Required action: In full and without alteration, write out the data below.

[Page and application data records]

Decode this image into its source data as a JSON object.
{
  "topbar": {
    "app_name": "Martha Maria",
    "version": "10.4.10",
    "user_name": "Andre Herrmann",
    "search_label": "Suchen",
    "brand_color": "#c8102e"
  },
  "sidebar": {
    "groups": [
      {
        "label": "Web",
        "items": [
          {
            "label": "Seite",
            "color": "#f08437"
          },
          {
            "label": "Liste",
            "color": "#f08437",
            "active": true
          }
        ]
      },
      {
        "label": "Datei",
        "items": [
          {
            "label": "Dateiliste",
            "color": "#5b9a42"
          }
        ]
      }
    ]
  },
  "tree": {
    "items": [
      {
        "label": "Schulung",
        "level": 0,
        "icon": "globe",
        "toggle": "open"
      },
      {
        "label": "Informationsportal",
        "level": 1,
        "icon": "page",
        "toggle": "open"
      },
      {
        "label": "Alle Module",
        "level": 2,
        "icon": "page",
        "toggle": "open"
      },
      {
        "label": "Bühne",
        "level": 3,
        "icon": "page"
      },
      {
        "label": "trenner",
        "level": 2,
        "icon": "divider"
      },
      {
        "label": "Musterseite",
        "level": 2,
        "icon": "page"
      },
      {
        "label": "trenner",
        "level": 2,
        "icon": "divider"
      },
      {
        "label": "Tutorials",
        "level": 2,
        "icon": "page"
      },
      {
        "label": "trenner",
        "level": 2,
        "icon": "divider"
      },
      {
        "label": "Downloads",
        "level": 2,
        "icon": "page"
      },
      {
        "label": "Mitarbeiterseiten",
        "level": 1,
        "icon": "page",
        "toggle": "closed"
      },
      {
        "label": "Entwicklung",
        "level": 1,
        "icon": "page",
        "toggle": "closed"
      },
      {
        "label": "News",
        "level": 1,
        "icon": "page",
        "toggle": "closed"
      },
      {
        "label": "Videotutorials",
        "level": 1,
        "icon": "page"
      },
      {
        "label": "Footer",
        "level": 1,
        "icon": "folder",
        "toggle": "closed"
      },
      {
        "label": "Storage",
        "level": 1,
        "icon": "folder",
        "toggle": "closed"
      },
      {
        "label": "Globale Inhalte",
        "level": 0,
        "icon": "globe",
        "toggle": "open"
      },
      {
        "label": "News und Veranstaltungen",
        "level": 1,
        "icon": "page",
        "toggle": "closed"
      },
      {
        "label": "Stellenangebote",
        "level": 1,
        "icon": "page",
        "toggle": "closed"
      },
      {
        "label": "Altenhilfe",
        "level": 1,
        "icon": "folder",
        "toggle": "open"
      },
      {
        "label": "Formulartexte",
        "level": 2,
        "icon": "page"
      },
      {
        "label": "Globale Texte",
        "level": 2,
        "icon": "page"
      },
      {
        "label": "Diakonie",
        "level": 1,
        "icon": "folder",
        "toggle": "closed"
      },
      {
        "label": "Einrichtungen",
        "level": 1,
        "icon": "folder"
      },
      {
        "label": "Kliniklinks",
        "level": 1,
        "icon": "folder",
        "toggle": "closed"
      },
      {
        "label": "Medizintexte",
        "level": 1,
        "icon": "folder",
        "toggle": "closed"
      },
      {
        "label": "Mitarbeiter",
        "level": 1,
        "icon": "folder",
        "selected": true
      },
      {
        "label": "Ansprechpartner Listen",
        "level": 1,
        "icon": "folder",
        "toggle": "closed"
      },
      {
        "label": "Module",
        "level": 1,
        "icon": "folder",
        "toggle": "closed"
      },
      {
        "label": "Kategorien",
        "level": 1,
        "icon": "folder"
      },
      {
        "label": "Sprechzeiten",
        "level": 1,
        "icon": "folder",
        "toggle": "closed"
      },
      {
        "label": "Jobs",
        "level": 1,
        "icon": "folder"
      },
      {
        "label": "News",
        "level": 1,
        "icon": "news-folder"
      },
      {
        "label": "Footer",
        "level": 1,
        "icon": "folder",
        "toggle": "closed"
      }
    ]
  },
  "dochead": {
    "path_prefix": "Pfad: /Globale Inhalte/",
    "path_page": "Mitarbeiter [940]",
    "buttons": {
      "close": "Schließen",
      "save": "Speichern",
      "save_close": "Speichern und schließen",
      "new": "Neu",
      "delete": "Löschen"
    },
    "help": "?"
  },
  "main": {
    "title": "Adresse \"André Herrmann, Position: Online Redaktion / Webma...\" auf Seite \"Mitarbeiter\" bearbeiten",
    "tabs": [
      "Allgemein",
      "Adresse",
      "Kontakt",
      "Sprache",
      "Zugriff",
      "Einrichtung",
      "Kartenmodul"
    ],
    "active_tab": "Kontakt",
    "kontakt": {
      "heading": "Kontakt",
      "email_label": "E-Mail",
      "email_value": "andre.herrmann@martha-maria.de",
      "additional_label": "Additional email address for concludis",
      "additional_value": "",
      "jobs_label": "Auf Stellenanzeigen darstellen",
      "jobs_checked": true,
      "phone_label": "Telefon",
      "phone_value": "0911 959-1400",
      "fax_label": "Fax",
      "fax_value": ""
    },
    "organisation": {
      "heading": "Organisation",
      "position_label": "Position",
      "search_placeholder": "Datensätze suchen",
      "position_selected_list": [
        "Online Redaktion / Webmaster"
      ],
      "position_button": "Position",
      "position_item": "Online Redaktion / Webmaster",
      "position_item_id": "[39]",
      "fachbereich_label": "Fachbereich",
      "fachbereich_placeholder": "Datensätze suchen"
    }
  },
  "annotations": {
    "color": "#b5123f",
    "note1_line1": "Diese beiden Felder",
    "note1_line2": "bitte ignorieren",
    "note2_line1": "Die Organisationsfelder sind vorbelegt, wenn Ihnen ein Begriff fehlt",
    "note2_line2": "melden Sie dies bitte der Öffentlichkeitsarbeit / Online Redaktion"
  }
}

Answer below:
Decode this image into its source data as a JSON object.
{
  "topbar": {
    "app_name": "Martha Maria",
    "version": "10.4.10",
    "user_name": "Andre Herrmann",
    "search_label": "Suchen",
    "brand_color": "#c8102e"
  },
  "sidebar": {
    "groups": [
      {
        "label": "Web",
        "items": [
          {
            "label": "Seite",
            "color": "#f08437"
          },
          {
            "label": "Liste",
            "color": "#f08437",
            "active": true
          }
        ]
      },
      {
        "label": "Datei",
        "items": [
          {
            "label": "Dateiliste",
            "color": "#5b9a42"
          }
        ]
      }
    ]
  },
  "tree": {
    "items": [
      {
        "label": "Schulung",
        "level": 0,
        "icon": "globe",
        "toggle": "open"
      },
      {
        "label": "Informationsportal",
        "level": 1,
        "icon": "page",
        "toggle": "open"
      },
      {
        "label": "Alle Module",
        "level": 2,
        "icon": "page",
        "toggle": "open"
      },
      {
        "label": "Bühne",
        "level": 3,
        "icon": "page"
      },
      {
        "label": "trenner",
        "level": 2,
        "icon": "divider"
      },
      {
        "label": "Musterseite",
        "level": 2,
        "icon": "page"
      },
      {
        "label": "trenner",
        "level": 2,
        "icon": "divider"
      },
      {
        "label": "Tutorials",
        "level": 2,
        "icon": "page"
      },
      {
        "label": "trenner",
        "level": 2,
        "icon": "divider"
      },
      {
        "label": "Downloads",
        "level": 2,
        "icon": "page"
      },
      {
        "label": "Mitarbeiterseiten",
        "level": 1,
        "icon": "page",
        "toggle": "closed"
      },
      {
        "label": "Entwicklung",
        "level": 1,
        "icon": "page",
        "toggle": "closed"
      },
      {
        "label": "News",
        "level": 1,
        "icon": "page",
        "toggle": "closed"
      },
      {
        "label": "Videotutorials",
        "level": 1,
        "icon": "page"
      },
      {
        "label": "Footer",
        "level": 1,
        "icon": "folder",
        "toggle": "closed"
      },
      {
        "label": "Storage",
        "level": 1,
        "icon": "folder",
        "toggle": "closed"
      },
      {
        "label": "Globale Inhalte",
        "level": 0,
        "icon": "globe",
        "toggle": "open"
      },
      {
        "label": "News und Veranstaltungen",
        "level": 1,
        "icon": "page",
        "toggle": "closed"
      },
      {
        "label": "Stellenangebote",
        "level": 1,
        "icon": "page",
        "toggle": "closed"
      },
      {
        "label": "Altenhilfe",
        "level": 1,
        "icon": "folder",
        "toggle": "open"
      },
      {
        "label": "Formulartexte",
        "level": 2,
        "icon": "page"
      },
      {
        "label": "Globale Texte",
        "level": 2,
        "icon": "page"
      },
      {
        "label": "Diakonie",
        "level": 1,
        "icon": "folder",
        "toggle": "closed"
      },
      {
        "label": "Einrichtungen",
        "level": 1,
        "icon": "folder"
      },
      {
        "label": "Kliniklinks",
        "level": 1,
        "icon": "folder",
        "toggle": "closed"
      },
      {
        "label": "Medizintexte",
        "level": 1,
        "icon": "folder",
        "toggle": "closed"
      },
      {
        "label": "Mitarbeiter",
        "level": 1,
        "icon": "folder",
        "selected": true
      },
      {
        "label": "Ansprechpartner Listen",
        "level": 1,
        "icon": "folder",
        "toggle": "closed"
      },
      {
        "label": "Module",
        "level": 1,
        "icon": "folder",
        "toggle": "closed"
      },
      {
        "label": "Kategorien",
        "level": 1,
        "icon": "folder"
      },
      {
        "label": "Sprechzeiten",
        "level": 1,
        "icon": "folder",
        "toggle": "closed"
      },
      {
        "label": "Jobs",
        "level": 1,
        "icon": "folder"
      },
      {
        "label": "News",
        "level": 1,
        "icon": "news-folder"
      },
      {
        "label": "Footer",
        "level": 1,
        "icon": "folder",
        "toggle": "closed"
      }
    ]
  },
  "dochead": {
    "path_prefix": "Pfad: /Globale Inhalte/",
    "path_page": "Mitarbeiter [940]",
    "buttons": {
      "close": "Schließen",
      "save": "Speichern",
      "save_close": "Speichern und schließen",
      "new": "Neu",
      "delete": "Löschen"
    },
    "help": "?"
  },
  "main": {
    "title": "Adresse \"André Herrmann, Position: Online Redaktion / Webma...\" auf Seite \"Mitarbeiter\" bearbeiten",
    "tabs": [
      "Allgemein",
      "Adresse",
      "Kontakt",
      "Sprache",
      "Zugriff",
      "Einrichtung",
      "Kartenmodul"
    ],
    "active_tab": "Kontakt",
    "kontakt": {
      "heading": "Kontakt",
      "email_label": "E-Mail",
      "email_value": "andre.herrmann@martha-maria.de",
      "additional_label": "Additional email address for concludis",
      "additional_value": "",
      "jobs_label": "Auf Stellenanzeigen darstellen",
      "jobs_checked": true,
      "phone_label": "Telefon",
      "phone_value": "0911 959-1400",
      "fax_label": "Fax",
      "fax_value": ""
    },
    "organisation": {
      "heading": "Organisation",
      "position_label": "Position",
      "search_placeholder": "Datensätze suchen",
      "position_selected_list": [
        "Online Redaktion / Webmaster"
      ],
      "position_button": "Position",
      "position_item": "Online Redaktion / Webmaster",
      "position_item_id": "[39]",
      "fachbereich_label": "Fachbereich",
      "fachbereich_placeholder": "Datensätze suchen"
    }
  },
  "annotations": {
    "color": "#b5123f",
    "note1_line1": "Diese beiden Felder",
    "note1_line2": "bitte ignorieren",
    "note2_line1": "Die Organisationsfelder sind vorbelegt, wenn Ihnen ein Begriff fehlt",
    "note2_line2": "melden Sie dies bitte der Öffentlichkeitsarbeit / Online Redaktion"
  }
}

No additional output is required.